Data about app and page elements:
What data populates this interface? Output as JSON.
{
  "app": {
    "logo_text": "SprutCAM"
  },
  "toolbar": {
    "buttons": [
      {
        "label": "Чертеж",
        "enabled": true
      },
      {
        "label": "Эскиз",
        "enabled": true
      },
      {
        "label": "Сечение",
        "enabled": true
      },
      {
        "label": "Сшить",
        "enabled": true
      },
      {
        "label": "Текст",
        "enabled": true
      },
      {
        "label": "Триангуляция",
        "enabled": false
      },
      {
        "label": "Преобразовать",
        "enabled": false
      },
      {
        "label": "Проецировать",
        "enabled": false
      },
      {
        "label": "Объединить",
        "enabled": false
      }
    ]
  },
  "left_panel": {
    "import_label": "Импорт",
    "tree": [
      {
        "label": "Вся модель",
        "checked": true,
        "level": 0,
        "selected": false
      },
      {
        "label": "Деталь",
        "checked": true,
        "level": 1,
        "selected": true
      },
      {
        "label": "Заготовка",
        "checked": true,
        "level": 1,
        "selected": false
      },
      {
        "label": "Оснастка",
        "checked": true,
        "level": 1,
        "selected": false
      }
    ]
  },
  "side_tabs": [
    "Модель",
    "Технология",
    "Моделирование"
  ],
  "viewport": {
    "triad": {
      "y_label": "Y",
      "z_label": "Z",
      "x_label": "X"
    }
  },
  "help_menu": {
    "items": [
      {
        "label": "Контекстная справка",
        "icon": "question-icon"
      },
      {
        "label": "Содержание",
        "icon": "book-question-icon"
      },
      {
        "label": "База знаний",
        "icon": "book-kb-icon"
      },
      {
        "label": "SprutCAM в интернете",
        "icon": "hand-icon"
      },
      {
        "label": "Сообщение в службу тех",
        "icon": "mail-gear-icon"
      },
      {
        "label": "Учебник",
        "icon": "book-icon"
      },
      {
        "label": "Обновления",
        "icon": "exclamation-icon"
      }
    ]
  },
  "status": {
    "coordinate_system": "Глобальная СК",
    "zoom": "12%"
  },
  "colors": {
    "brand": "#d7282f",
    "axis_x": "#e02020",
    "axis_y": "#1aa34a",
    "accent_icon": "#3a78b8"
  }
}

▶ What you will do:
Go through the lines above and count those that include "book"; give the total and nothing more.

▶ Solved exercise:
3